My lord, I’m almost boring myself and I’ve barely begun to write. I also haven’t quite decided what kind of “tone” I ought to write with for these subjects. This first topic, for instance, is from a list of GRE-type prompts. Not having taken the GREs, nor having had any conversations with people knowledgeable about the preferred writing “style”, I don’t know if I ought to write in a more serious tone as opposed to writing my preferred light-hearted bantering tone. Thinking about writing tone and style now, I can already see this branching off into a separate post haha–sometimes my writing is dry when I read it, and other times vibrant! You might be able to tell that I prefer the vibrant; I like things zesty 🙂

Let’s see what happens; and more than that, let’s observe and then improve!

My latest idea, now that it’s already late Sunday night, is to post what I do have–an outline of the post to be written–so that my thought process is partly revealed.

Prompt (Topic 7 from this list):
Some people believe that government funding of the arts is necessary to ensure that the arts can flourish and be available to all people. Others believe that government funding of the arts threatens the integrity of the arts. Write a response in which you discuss which view more closely aligns with your own position and explain your reasoning for the position you take. In developing and supporting your position, you should address both of the views presented.

I was presented with a question about whether government funding of the arts is necessary to ensure that the arts can flourish and be available to all people. 

– before there was formal government, people made and spread art: visible art, auditory art, sensory art. 
– government funding gives “the arts” a greater sense of legitimacy, normalizes it
– gov’t funding wouldn’t necessarily ensure that arts would be available to all people–the availability of something doesn’t necessarily ensure that it is accessible to all people

I believe that the integrity of the arts is only threatened by government funding if that funding is exclusive as opposed to being inclusive.

Intro: 
– Hook, conflict?
– Agreement, context
– Thesis: Government funding of the arts is beneficial but not necessary for the flourishing and widespread availability of the arts and can be provided without diluting artistic integrity.

Body 1
– Arts of all sorts proliferated before the earliest governments.

Body 2
– Government funding of the arts would not unerringly lead to the arts becoming available to all people. 
– The art that people value survives, and the art that is not valued can possibly be lost.

Body 3
– Addressing a counterargument
– One common argument against government funding for the arts is that this funding threatens and can co-opt the integrity of the arts.
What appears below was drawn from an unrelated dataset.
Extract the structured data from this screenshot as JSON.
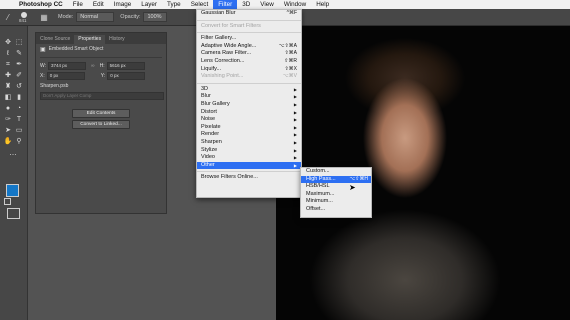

I agree that integrity breaches are a legitimate concern, but that they exist in any and arguably all people-related endeavors! Organizations and ideas ultimately can’t have or lack integrity–it is people who have or lack integrity, and whose works subsequently are affected. The fear of lost integrity for the arts, then, actually translates to artists who lose their integrity, who in doing so co-opt their art. In order to address the problem of integrity-lacking people, an objective system (itself fairly developed) may work best to bypass the subjective opinions of people. An objective system that gives all artists a fair chance at obtaining government funding would be an optimal way to guard against the government interjecting its own agenda through selective funding.

Conclusion
– Wrap-up
Arts of all sorts proliferated before the earliest governments.
The arts existed and proliferated before the question of government involvement became relevant. In that vein, government funding of the arts can’t be said to be necessary to ensure that the arts flourish–but the additional funding combined with the effect of legitimacy certain helps.